So what’s the big deal about this bed number of mine being so high? Well, for one thing it means I’ve had many changes of contracting bedbugs over the last years. Since I’ve stayed clear of them, I guess it means the world’s bedbug crisis is not quite as bad as we all thought. Phew.

But the real point I wanted to make about my 73 different sleeping arrangements is that it shows that this traveling lifestyle is not as easy as people think. You see, when I tell people what I do with my life (“I travel the world and write about it”), the most common comment I get is, “Oh, I’m jealous! Your life sounds amazing! You’re so lucky!”

Newsflash: More than luck, my lifestyle requires hard work and sacrifices. (I know, not half as appealing anymore.) How many of you could imagine changing beds every five days? And doing it for years on end… probably not too many. Most people like their own comfy pillows and blankets way too much to give them up. And don’t get me wrong – I love a familiar fluffy pillow as much as the next gal. But I also know that if I want to travel, that means giving up some things. One of the first ones is a place to call your own – you don’t want to be paying rent elsewhere while you are out roaming the globe. If you plan on only leading a semi-nomadic life, I suggest subleasing your apartment to someone while you are gone. Either way, you’ll have to get used to laying your head down in a new place every few days.

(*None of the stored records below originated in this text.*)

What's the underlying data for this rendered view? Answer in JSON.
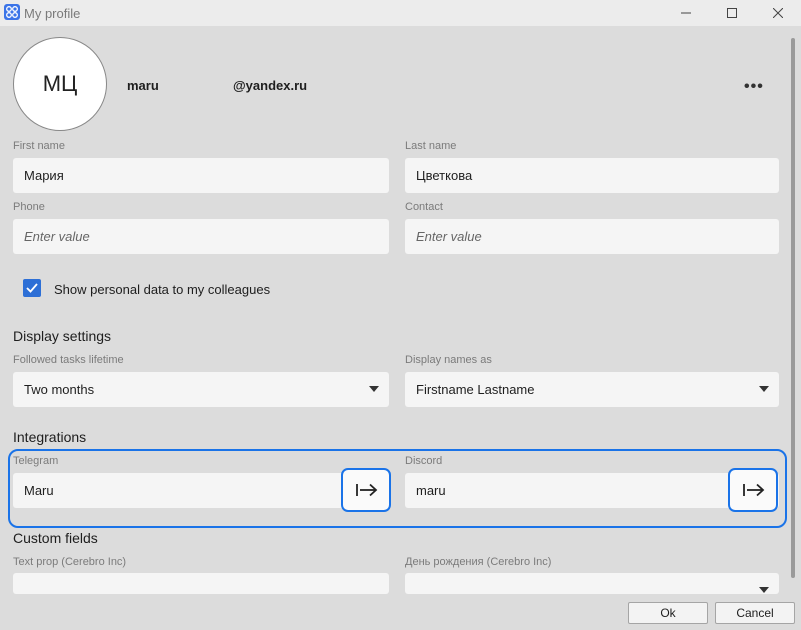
{
  "window": {
    "title": "My profile"
  },
  "profile": {
    "initials": "МЦ",
    "login": "maru",
    "email_domain": "@yandex.ru",
    "more_label": "•••"
  },
  "form": {
    "first_name": {
      "label": "First name",
      "value": "Мария"
    },
    "last_name": {
      "label": "Last name",
      "value": "Цветкова"
    },
    "phone": {
      "label": "Phone",
      "placeholder": "Enter value"
    },
    "contact": {
      "label": "Contact",
      "placeholder": "Enter value"
    },
    "show_personal": {
      "label": "Show personal data to my colleagues",
      "checked": true
    }
  },
  "display_settings": {
    "title": "Display settings",
    "followed_tasks": {
      "label": "Followed tasks lifetime",
      "value": "Two months"
    },
    "display_names": {
      "label": "Display names as",
      "value": "Firstname Lastname"
    }
  },
  "integrations": {
    "title": "Integrations",
    "telegram": {
      "label": "Telegram",
      "value": "Maru"
    },
    "discord": {
      "label": "Discord",
      "value": "maru"
    }
  },
  "custom_fields": {
    "title": "Custom fields",
    "text_prop": {
      "label": "Text prop (Cerebro Inc)",
      "value": ""
    },
    "birthday": {
      "label": "День рождения (Cerebro Inc)",
      "value": ""
    }
  },
  "footer": {
    "ok_label": "Ok",
    "cancel_label": "Cancel"
  },
  "colors": {
    "accent": "#1a73e8",
    "checkbox": "#2d6fd6",
    "background": "#dcdcdc",
    "field": "#f5f5f5"
  },
  "icons": {
    "app": "app-logo-icon",
    "minimize": "minimize-icon",
    "maximize": "maximize-icon",
    "close": "close-icon",
    "more": "more-options-icon",
    "check": "checkmark-icon",
    "dropdown": "chevron-down-icon",
    "go": "arrow-right-to-bar-icon"
  }
}
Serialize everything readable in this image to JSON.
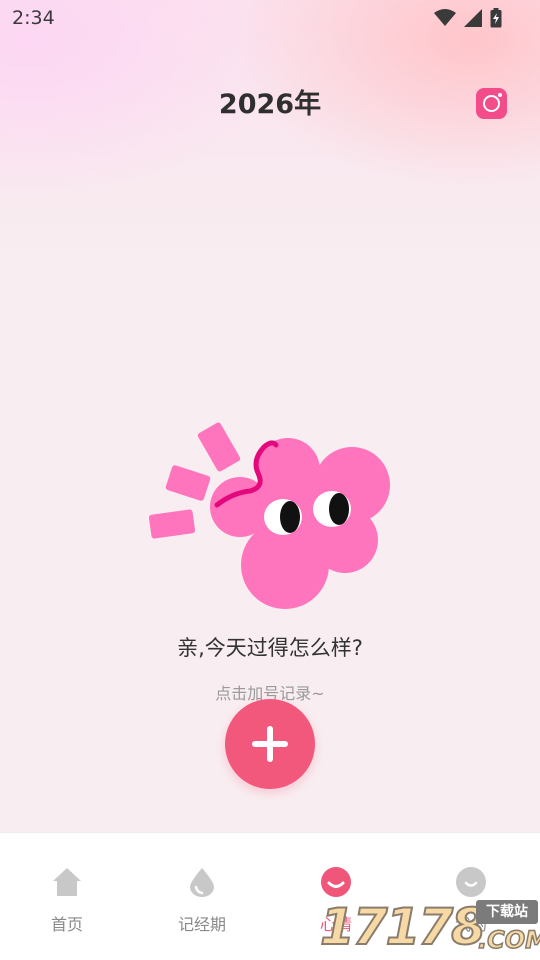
{
  "status_bar": {
    "time": "2:34",
    "icons": [
      "wifi-icon",
      "signal-icon",
      "battery-icon"
    ]
  },
  "header": {
    "title": "2026年",
    "camera_icon": "camera-icon"
  },
  "main": {
    "prompt": "亲,今天过得怎么样?",
    "hint": "点击加号记录~",
    "add_icon": "plus-icon"
  },
  "tabs": [
    {
      "label": "首页",
      "icon": "home-icon",
      "active": false
    },
    {
      "label": "记经期",
      "icon": "drop-icon",
      "active": false
    },
    {
      "label": "心情",
      "icon": "smile-icon",
      "active": true
    },
    {
      "label": "我的",
      "icon": "profile-icon",
      "active": false
    }
  ],
  "watermark": {
    "number": "17178",
    "tag": "下载站",
    "domain": ".COM"
  },
  "colors": {
    "accent": "#f2577c",
    "active_tab": "#f0567a",
    "camera": "#f24d8a",
    "mascot": "#ff75bd",
    "inactive_icon": "#c8c8c8"
  }
}
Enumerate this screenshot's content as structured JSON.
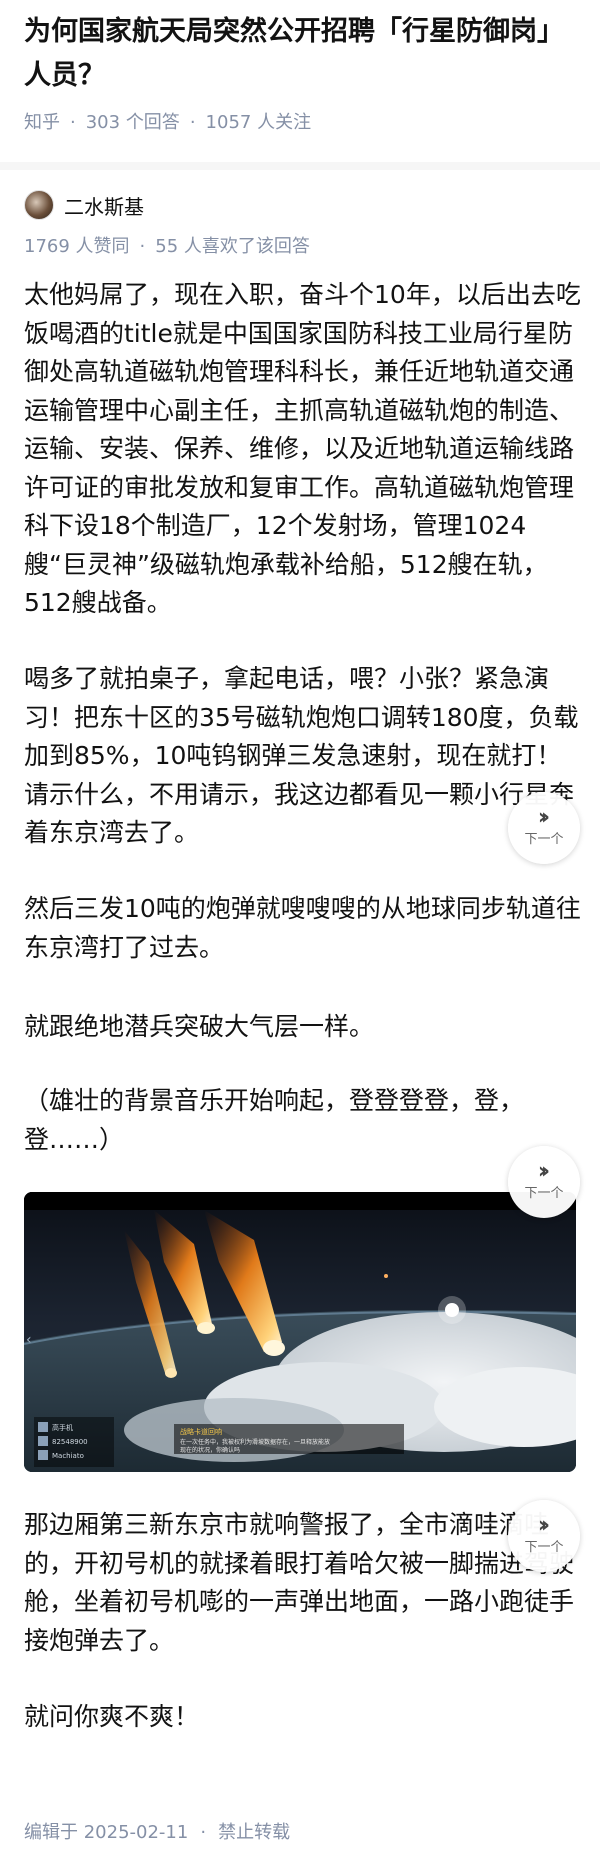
{
  "question": {
    "title": "为何国家航天局突然公开招聘「行星防御岗」人员？",
    "source": "知乎",
    "answers": "303 个回答",
    "followers": "1057 人关注"
  },
  "answer": {
    "author": "二水斯基",
    "upvotes": "1769 人赞同",
    "likes": "55 人喜欢了该回答",
    "paragraphs": [
      "太他妈屌了，现在入职，奋斗个10年，以后出去吃饭喝酒的title就是中国国家国防科技工业局行星防御处高轨道磁轨炮管理科科长，兼任近地轨道交通运输管理中心副主任，主抓高轨道磁轨炮的制造、运输、安装、保养、维修，以及近地轨道运输线路许可证的审批发放和复审工作。高轨道磁轨炮管理科下设18个制造厂，12个发射场，管理1024艘“巨灵神”级磁轨炮承载补给船，512艘在轨，512艘战备。",
      "喝多了就拍桌子，拿起电话，喂？小张？紧急演习！把东十区的35号磁轨炮炮口调转180度，负载加到85%，10吨钨钢弹三发急速射，现在就打！请示什么，不用请示，我这边都看见一颗小行星奔着东京湾去了。",
      "然后三发10吨的炮弹就嗖嗖嗖的从地球同步轨道往东京湾打了过去。",
      "就跟绝地潜兵突破大气层一样。",
      "（雄壮的背景音乐开始响起，登登登登，登，登……）",
      "那边厢第三新东京市就响警报了，全市滴哇滴哇的，开初号机的就揉着眼打着哈欠被一脚揣进驾驶舱，坐着初号机嘭的一声弹出地面，一路小跑徒手接炮弹去了。",
      "就问你爽不爽！"
    ],
    "image": {
      "hud_players": [
        "高手机",
        "82548900",
        "Machiato"
      ],
      "subtitle_title": "战略卡道回响",
      "subtitle_line1": "在一次任务中，我被权利为滑坡数据存在，一旦释放能放",
      "subtitle_line2": "现在的状况，你确认吗"
    }
  },
  "next_button": {
    "label": "下一个"
  },
  "footer": {
    "edited": "编辑于 2025-02-11",
    "copyright": "禁止转载"
  },
  "colors": {
    "text": "#121212",
    "meta": "#8590a6",
    "divider": "#f6f6f6"
  }
}
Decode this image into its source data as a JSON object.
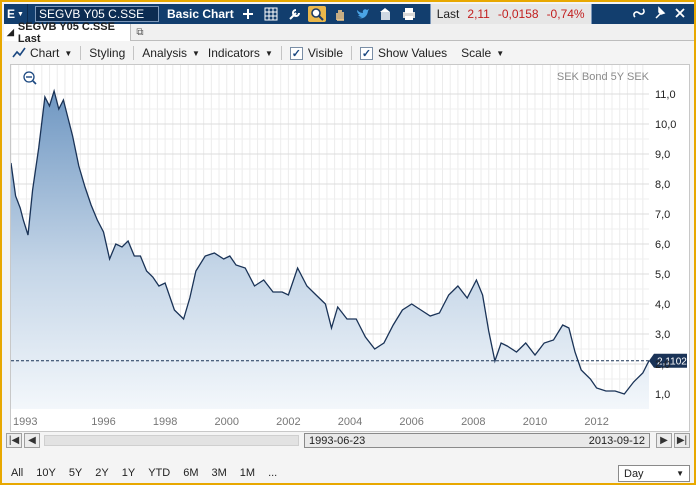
{
  "titlebar": {
    "menu_letter": "E",
    "symbol_value": "SEGVB Y05 C.SSE",
    "title": "Basic Chart",
    "last_label": "Last",
    "last_value": "2,11",
    "change": "-0,0158",
    "change_pct": "-0,74%"
  },
  "tab": {
    "label": "SEGVB Y05 C.SSE Last"
  },
  "toolbar": {
    "chart": "Chart",
    "styling": "Styling",
    "analysis": "Analysis",
    "indicators": "Indicators",
    "visible": "Visible",
    "show_values": "Show Values",
    "scale": "Scale"
  },
  "chart_data": {
    "type": "area",
    "title": "SEK Bond 5Y SEK",
    "xlabel": "",
    "ylabel": "",
    "x_ticks": [
      "1993",
      "1996",
      "1998",
      "2000",
      "2002",
      "2004",
      "2006",
      "2008",
      "2010",
      "2012"
    ],
    "y_ticks": [
      "1,0",
      "2,0",
      "3,0",
      "4,0",
      "5,0",
      "6,0",
      "7,0",
      "8,0",
      "9,0",
      "10,0",
      "11,0"
    ],
    "ylim": [
      0.5,
      11.7
    ],
    "xlim": [
      1993.0,
      2013.7
    ],
    "last_value_label": "2,1102",
    "x": [
      1993.0,
      1993.15,
      1993.3,
      1993.4,
      1993.55,
      1993.7,
      1993.9,
      1994.1,
      1994.25,
      1994.4,
      1994.55,
      1994.7,
      1994.85,
      1995.0,
      1995.2,
      1995.4,
      1995.6,
      1995.8,
      1996.0,
      1996.2,
      1996.4,
      1996.6,
      1996.8,
      1997.0,
      1997.2,
      1997.4,
      1997.6,
      1997.8,
      1998.0,
      1998.3,
      1998.6,
      1998.8,
      1999.0,
      1999.3,
      1999.6,
      1999.9,
      2000.1,
      2000.3,
      2000.6,
      2000.9,
      2001.2,
      2001.5,
      2001.8,
      2002.0,
      2002.3,
      2002.6,
      2002.9,
      2003.2,
      2003.4,
      2003.6,
      2003.9,
      2004.2,
      2004.5,
      2004.8,
      2005.1,
      2005.4,
      2005.7,
      2006.0,
      2006.3,
      2006.6,
      2006.9,
      2007.2,
      2007.5,
      2007.8,
      2008.1,
      2008.3,
      2008.5,
      2008.7,
      2008.9,
      2009.1,
      2009.4,
      2009.7,
      2010.0,
      2010.3,
      2010.6,
      2010.9,
      2011.1,
      2011.3,
      2011.5,
      2011.8,
      2012.0,
      2012.3,
      2012.6,
      2012.9,
      2013.2,
      2013.5,
      2013.7
    ],
    "values": [
      8.7,
      7.6,
      7.2,
      6.8,
      6.3,
      7.8,
      9.2,
      10.9,
      10.6,
      11.1,
      10.5,
      10.8,
      10.2,
      9.6,
      8.6,
      7.9,
      7.3,
      6.8,
      6.4,
      5.5,
      6.0,
      5.9,
      6.1,
      5.6,
      5.6,
      5.1,
      4.9,
      4.6,
      4.7,
      3.8,
      3.5,
      4.2,
      5.1,
      5.6,
      5.7,
      5.5,
      5.6,
      5.3,
      5.2,
      4.6,
      4.8,
      4.4,
      4.4,
      4.3,
      5.2,
      4.6,
      4.3,
      4.0,
      3.2,
      3.9,
      3.5,
      3.5,
      2.9,
      2.5,
      2.7,
      3.3,
      3.8,
      4.0,
      3.8,
      3.6,
      3.7,
      4.3,
      4.6,
      4.2,
      4.8,
      4.3,
      3.1,
      2.1,
      2.7,
      2.6,
      2.4,
      2.7,
      2.3,
      2.7,
      2.8,
      3.3,
      3.2,
      2.4,
      1.8,
      1.5,
      1.2,
      1.1,
      1.1,
      1.0,
      1.4,
      1.7,
      2.11
    ]
  },
  "navigator": {
    "start_date": "1993-06-23",
    "end_date": "2013-09-12"
  },
  "periods": [
    "All",
    "10Y",
    "5Y",
    "2Y",
    "1Y",
    "YTD",
    "6M",
    "3M",
    "1M",
    "..."
  ],
  "interval": {
    "value": "Day"
  }
}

So where do I get my beauty sleep while on the road? Well, in different places: hotels, guesthouses, hostels, friends’ spare bedrooms or air mattresses, strangers’ couches (who I have befriended on the road, or met through traveler sites like Couchsurfing.com), hammocks, tents and sometimes in planes, buses, trains or even airports as I mentioned in my Quality Hunters blog. Yeah, not quite so glamorous anymore.

My accommodation in 2011 ranged from an outdoor hammock overlooking the mountains in Lanquin, Guatemala for $2 a night to a $350 hotel room in Amsterdam, Holland. So yes, I never know what awaits me! And that’s the beauty of it. Over my traveling years I’ve come to love the unexpected, and I thrive at not knowing where I’ll crash on any given day. I wouldn’t have it any other way right now.

(Zephyr Lodge in Lanquin, Guatemala. At $2 a night, you can’t beat this hammock accommodation for price nor the views!)

(Sakura Hotel in Tokyo, Japan, where the door slams into the bed every time you open it as the room is teeny tiny.)

(Le Méridien Bristol in Warsaw, Poland. Luxury for less: a room in this 5-star hotel costs less than 100 euro for up to two people as I wrote here.)

So next time you meet someone who travels a lot and you are about to exclaim, “I wish I could do that!”, just remember: you can. All you have to do is be willing to give up some of your home comforts and the sense of security that comes from living a stable life. In exchange you’ll get a life full of surprises, exotic foods, colorful cities, tropical beaches, new languages and international friends. Sounds like a fair trade to me!

And if you are ever having trouble falling asleep, I can truly recommend counting beds instead of sheep (as eventually I did fall asleep!). And once you do the math, please let me know what your total is! 🙂 Do you have me beat?